• [Problem statement] Extract all lines that hold "JSON" from the records below.

• [Data to examine]

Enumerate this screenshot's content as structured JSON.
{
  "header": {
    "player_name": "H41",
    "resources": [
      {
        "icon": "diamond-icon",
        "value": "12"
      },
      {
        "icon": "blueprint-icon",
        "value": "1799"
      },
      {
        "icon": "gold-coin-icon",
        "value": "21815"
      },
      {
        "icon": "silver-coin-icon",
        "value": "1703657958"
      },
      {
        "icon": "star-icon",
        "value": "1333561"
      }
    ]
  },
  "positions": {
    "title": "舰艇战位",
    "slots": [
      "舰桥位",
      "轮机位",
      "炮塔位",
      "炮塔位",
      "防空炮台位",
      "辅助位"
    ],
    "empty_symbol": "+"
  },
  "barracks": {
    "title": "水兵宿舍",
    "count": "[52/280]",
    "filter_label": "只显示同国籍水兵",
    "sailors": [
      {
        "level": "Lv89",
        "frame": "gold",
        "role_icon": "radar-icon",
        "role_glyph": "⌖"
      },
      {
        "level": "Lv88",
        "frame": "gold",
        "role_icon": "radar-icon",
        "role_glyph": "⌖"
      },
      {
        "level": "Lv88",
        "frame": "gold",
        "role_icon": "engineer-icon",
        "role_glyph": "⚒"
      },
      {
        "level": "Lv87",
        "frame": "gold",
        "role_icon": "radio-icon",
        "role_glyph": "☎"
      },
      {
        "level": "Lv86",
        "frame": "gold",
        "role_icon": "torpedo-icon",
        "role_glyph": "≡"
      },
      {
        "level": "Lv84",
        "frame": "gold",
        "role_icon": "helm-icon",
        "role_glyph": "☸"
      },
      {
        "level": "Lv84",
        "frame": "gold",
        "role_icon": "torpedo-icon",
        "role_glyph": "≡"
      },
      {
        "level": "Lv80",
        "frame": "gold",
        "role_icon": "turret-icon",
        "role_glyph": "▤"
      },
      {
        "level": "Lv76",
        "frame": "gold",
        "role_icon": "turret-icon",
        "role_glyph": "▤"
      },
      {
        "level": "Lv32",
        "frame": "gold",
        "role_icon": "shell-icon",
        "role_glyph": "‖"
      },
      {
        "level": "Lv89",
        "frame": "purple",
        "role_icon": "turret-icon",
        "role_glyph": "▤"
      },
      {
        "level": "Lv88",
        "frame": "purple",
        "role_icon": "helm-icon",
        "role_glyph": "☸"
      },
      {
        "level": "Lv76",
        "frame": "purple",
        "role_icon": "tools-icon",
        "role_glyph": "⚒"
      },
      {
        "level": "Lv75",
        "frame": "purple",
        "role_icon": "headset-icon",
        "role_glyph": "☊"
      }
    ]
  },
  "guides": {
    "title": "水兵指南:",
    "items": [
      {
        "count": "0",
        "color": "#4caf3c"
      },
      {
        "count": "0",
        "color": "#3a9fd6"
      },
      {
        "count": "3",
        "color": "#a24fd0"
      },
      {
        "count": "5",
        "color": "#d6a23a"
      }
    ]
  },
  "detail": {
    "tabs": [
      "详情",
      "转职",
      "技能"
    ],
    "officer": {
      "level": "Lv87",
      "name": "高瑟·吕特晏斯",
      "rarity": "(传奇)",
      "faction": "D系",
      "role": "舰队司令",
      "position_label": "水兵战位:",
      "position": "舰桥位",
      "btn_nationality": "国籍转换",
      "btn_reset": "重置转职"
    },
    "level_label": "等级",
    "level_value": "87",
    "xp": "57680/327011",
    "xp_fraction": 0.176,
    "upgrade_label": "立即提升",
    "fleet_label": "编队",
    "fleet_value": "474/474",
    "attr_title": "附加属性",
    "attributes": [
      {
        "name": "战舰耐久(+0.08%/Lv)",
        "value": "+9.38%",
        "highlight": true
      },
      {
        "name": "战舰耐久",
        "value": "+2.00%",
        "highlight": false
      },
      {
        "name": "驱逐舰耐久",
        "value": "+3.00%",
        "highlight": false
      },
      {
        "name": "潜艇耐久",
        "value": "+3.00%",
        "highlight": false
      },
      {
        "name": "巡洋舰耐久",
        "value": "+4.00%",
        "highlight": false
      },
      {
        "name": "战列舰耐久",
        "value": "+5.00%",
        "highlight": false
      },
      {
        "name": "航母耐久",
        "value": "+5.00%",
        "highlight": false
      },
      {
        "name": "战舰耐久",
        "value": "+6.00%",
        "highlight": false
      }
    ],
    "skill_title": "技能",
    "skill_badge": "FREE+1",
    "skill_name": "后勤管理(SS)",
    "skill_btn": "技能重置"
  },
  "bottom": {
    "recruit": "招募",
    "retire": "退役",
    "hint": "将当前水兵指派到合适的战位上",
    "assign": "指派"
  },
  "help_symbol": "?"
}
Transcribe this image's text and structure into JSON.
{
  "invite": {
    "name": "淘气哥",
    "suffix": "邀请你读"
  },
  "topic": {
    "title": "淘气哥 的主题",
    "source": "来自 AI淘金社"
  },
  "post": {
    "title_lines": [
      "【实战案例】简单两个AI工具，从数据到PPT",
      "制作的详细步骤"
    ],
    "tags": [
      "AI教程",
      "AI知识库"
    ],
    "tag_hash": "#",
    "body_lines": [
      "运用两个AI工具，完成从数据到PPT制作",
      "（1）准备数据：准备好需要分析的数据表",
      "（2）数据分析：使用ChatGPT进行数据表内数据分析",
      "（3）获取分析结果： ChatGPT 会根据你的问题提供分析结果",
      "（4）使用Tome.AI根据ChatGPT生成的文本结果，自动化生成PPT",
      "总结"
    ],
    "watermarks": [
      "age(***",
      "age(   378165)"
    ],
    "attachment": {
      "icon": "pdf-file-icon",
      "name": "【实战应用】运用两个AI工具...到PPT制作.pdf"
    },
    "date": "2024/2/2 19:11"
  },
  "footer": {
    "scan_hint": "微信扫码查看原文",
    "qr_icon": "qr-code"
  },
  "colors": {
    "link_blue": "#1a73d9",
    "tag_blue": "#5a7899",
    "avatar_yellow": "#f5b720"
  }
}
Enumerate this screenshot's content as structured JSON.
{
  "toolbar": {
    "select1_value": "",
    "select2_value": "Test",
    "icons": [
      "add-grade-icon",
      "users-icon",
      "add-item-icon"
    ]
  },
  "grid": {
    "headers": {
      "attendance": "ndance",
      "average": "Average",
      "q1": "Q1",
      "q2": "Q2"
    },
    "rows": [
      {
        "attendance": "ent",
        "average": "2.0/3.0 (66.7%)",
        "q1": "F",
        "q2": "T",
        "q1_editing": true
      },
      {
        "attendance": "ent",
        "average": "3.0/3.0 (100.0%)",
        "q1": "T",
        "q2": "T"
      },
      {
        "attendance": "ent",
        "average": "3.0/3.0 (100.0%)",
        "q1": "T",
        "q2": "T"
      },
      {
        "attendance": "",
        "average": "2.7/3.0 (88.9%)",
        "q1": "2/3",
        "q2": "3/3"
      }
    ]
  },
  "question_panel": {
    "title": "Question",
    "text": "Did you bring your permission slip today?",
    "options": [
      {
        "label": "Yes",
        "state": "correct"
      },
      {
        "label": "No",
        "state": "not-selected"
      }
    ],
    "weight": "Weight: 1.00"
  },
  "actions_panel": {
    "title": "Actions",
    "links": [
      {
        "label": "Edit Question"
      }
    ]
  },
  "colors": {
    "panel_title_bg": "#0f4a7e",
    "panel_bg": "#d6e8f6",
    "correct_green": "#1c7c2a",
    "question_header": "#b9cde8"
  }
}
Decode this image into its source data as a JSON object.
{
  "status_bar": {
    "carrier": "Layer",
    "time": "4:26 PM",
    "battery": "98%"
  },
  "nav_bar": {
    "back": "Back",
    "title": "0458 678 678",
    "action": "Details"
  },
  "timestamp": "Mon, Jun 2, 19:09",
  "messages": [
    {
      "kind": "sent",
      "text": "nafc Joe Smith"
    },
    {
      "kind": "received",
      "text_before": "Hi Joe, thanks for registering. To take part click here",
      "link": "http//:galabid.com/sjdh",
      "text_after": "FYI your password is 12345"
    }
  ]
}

• [Answer box]
Enumerate this screenshot's content as structured JSON.
Transcribe this image's text and structure into JSON.
Enumerate this screenshot's content as structured JSON.
Decode this image into its source data as a JSON object.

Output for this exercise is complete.